_TASK OBJECTIVE_
Copy, from the material below, each line where "image" shows up.

_SOURCE INFORMATION_
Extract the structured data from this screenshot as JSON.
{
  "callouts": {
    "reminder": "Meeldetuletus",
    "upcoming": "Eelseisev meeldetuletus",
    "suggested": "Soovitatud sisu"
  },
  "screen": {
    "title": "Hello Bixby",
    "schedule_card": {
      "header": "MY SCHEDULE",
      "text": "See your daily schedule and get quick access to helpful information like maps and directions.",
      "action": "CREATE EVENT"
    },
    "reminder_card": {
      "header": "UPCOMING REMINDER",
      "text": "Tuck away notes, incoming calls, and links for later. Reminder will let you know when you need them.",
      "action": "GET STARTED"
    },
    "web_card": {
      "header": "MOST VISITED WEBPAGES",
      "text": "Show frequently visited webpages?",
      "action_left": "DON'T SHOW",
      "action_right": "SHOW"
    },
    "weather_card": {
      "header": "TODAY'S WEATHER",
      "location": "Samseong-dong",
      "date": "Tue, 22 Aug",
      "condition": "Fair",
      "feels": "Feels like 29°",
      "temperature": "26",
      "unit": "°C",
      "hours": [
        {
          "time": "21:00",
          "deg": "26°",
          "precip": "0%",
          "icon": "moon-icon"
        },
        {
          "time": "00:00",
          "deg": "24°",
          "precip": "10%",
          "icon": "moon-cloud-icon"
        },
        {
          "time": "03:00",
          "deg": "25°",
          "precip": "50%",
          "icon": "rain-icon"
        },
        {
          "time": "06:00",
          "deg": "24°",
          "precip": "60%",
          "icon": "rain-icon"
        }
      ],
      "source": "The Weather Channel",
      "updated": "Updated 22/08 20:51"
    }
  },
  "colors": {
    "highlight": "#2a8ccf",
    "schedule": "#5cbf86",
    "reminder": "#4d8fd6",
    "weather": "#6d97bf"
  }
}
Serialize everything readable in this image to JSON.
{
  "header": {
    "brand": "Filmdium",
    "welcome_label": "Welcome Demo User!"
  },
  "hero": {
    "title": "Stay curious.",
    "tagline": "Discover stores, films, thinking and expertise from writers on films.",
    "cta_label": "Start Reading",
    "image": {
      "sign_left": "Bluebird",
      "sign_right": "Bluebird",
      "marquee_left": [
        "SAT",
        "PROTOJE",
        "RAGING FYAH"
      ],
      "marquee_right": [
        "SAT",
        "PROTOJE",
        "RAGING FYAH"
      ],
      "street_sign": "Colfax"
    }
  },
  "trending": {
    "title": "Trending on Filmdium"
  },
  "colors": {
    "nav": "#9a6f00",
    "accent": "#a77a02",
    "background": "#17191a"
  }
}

_REPLY TO THE TASK_
Serialize everything readable in this image to JSON.
    "image": {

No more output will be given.